A lot of HIV researchers are working on broadly neutralising antibodies as potential HIV prevention, treatment, and cure therapies. As we reported a few months ago, one person has been off antiretroviral therapy with an undetectable viral load for almost four years after he was given a combination of a broadly neutralising antibody and a drug that prevents HIV-infected cells becoming latent and hiding from the immune system. But this was an isolated case – he was one out of 59 people in the study, and only one out of the 20 people who maintained an undetectable viral load after stopping his antiretroviral therapy.
In the most recent study, 17 people received seven infusions of two antibodies over a period of 20 weeks, and stopped receiving antiretroviral therapy after the first infusion. Most (13) maintained viral suppression for 20 weeks and some for longer, including two who maintained suppression for at least a year. The latent HIV reservoir of immune cells infected with HIV (which need to be eliminated for HIV to be cured), appeared to shrink, but only modestly.
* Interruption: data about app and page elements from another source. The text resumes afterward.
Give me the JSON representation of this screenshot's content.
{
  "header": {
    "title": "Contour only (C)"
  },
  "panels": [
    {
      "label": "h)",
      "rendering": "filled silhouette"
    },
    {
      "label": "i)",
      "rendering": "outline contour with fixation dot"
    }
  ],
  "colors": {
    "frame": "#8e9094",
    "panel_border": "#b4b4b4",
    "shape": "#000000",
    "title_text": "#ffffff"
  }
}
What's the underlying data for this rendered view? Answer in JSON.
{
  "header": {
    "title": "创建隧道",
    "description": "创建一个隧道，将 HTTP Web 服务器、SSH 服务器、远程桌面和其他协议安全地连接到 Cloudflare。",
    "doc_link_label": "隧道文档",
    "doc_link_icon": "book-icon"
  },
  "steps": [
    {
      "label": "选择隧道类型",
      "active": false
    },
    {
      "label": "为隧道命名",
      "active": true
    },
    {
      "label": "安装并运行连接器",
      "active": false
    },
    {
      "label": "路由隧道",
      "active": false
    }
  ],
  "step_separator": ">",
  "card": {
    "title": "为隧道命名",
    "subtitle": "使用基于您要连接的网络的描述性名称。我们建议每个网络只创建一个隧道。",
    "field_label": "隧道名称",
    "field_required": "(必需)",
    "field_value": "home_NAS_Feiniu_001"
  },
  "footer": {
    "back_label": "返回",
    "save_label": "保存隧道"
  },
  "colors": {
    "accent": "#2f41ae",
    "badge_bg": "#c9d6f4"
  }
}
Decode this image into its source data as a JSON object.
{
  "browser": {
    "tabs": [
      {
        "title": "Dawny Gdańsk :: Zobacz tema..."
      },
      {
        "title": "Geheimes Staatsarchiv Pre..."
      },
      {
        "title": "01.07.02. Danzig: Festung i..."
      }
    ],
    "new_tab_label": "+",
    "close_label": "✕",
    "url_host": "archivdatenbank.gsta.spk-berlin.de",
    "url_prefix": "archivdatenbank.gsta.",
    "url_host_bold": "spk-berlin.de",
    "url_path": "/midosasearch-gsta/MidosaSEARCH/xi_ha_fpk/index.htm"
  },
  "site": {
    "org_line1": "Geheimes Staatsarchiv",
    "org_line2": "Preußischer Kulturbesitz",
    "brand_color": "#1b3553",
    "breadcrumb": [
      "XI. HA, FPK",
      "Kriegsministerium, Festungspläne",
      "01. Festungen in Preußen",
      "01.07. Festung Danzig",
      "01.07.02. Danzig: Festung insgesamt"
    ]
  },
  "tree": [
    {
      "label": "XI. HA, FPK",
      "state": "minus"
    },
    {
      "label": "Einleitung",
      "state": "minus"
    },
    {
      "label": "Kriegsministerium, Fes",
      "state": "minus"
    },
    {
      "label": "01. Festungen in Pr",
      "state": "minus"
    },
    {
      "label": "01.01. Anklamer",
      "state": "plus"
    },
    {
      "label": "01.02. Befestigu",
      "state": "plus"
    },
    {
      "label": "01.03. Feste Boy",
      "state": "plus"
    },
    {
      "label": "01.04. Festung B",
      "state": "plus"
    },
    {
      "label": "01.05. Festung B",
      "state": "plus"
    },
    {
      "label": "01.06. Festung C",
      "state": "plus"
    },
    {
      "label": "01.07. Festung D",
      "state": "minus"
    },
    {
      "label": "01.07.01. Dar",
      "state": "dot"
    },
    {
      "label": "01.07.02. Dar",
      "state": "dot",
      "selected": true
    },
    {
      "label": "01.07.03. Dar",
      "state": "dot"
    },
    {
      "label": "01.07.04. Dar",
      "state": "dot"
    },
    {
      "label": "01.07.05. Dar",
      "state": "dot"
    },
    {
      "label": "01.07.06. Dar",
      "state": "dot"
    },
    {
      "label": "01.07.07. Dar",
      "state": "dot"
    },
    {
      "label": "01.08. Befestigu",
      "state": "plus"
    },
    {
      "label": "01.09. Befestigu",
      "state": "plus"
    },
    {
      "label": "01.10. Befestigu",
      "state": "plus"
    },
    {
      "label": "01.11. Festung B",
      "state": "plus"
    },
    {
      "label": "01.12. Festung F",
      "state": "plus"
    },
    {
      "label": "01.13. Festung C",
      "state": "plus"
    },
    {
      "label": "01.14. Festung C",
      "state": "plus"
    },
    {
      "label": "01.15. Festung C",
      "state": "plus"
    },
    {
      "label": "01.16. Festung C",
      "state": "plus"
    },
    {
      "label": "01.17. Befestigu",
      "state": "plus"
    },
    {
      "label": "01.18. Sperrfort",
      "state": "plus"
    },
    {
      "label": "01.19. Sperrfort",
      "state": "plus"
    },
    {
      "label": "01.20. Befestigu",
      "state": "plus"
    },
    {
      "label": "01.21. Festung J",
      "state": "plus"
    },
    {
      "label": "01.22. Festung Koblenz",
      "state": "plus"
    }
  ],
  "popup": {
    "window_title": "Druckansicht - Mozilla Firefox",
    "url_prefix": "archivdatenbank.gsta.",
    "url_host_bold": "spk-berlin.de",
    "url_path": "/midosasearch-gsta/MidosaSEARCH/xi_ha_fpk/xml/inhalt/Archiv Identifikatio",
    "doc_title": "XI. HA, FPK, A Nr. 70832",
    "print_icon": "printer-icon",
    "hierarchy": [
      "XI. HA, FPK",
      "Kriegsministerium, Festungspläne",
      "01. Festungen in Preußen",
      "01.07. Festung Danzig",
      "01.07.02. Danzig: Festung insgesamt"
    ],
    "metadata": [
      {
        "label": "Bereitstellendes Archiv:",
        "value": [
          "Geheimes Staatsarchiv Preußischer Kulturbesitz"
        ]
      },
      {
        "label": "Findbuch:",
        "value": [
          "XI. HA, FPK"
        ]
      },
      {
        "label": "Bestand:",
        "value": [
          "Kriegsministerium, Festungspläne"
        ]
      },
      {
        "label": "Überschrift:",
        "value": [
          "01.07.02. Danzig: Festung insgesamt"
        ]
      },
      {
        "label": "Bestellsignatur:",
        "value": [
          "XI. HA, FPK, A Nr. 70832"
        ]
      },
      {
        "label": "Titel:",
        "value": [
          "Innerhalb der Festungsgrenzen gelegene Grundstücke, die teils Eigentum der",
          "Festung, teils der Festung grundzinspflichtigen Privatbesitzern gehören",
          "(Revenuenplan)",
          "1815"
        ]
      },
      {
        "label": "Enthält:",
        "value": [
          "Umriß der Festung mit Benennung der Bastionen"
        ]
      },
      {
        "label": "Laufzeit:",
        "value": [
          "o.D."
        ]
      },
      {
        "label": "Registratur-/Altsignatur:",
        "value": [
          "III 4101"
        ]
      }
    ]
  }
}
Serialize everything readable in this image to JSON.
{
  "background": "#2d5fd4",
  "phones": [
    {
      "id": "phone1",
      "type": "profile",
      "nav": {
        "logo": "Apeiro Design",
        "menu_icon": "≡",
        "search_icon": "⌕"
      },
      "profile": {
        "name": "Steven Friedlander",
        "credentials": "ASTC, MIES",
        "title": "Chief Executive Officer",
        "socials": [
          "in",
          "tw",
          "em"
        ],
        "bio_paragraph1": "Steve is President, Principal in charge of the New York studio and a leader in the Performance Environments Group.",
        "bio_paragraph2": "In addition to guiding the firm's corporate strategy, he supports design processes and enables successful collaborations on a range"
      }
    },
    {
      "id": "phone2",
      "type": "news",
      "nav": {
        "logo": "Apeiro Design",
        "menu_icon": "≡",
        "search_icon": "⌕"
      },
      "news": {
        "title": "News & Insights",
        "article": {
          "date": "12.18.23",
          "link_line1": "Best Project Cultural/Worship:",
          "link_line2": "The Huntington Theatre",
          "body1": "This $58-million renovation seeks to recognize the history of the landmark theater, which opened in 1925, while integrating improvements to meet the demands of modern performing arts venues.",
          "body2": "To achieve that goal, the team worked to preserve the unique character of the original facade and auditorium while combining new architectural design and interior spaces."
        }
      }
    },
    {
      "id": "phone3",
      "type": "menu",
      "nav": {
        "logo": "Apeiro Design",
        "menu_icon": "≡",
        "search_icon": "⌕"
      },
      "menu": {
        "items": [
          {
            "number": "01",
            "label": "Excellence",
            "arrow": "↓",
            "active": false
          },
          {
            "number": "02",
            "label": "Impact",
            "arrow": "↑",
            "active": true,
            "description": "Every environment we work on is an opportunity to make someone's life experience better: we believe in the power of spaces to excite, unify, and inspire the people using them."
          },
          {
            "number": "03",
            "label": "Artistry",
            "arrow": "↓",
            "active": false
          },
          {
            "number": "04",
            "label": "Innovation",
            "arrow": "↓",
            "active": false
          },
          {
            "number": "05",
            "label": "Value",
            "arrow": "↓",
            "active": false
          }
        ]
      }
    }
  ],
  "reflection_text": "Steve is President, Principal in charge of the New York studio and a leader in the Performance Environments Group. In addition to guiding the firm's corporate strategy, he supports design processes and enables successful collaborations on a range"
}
Overall, these findings show that these two antibodies can suppress HIV and may reduce the number of cells containing viable HIV. Even if this antibody treatment doesn’t cure HIV, its ability to delay viral rebound could make it useful in combination with, or in place of, daily antiretroviral therapy.
HIV data sharing study
Brighton and Sussex Medical School with the University of Sussex are running a focus group with people living with HIV so they can understand your views on sharing of health data for research purposes. They will use the results of the group to help guide future management of health data.
The focus group will take place online on 6 June from 6:30-8:30pm. You are able to join using a pseudonym and with your camera turned off, or you can also take part by having a one-to-one telephone interview. Everyone taking part will be given a voucher for £62.50 to compensate them for their time and involvement.
If you'd like to be involved contact email@example.com
Editors' picks from other sources
The horror and happiness of Oliver Sim | The New York Times
The xx singer on going solo, disclosing his HIV status and learning that he actually likes people.
A rare smallpox relative has jumped from Africa to four other continents with a disproportionate number of cases in men who have sex with men (MSM). MSM have a high prevalence of HIV, but there’s no evidence that compromised immune systems have played any role in this outbreak.
Adam Castillejo, aka the 'London patient', continues to advocate for a widely applicable HIV cure.
Angelina Namiba founded a group which trains women living with HIV to mentor mothers with the diagnosis.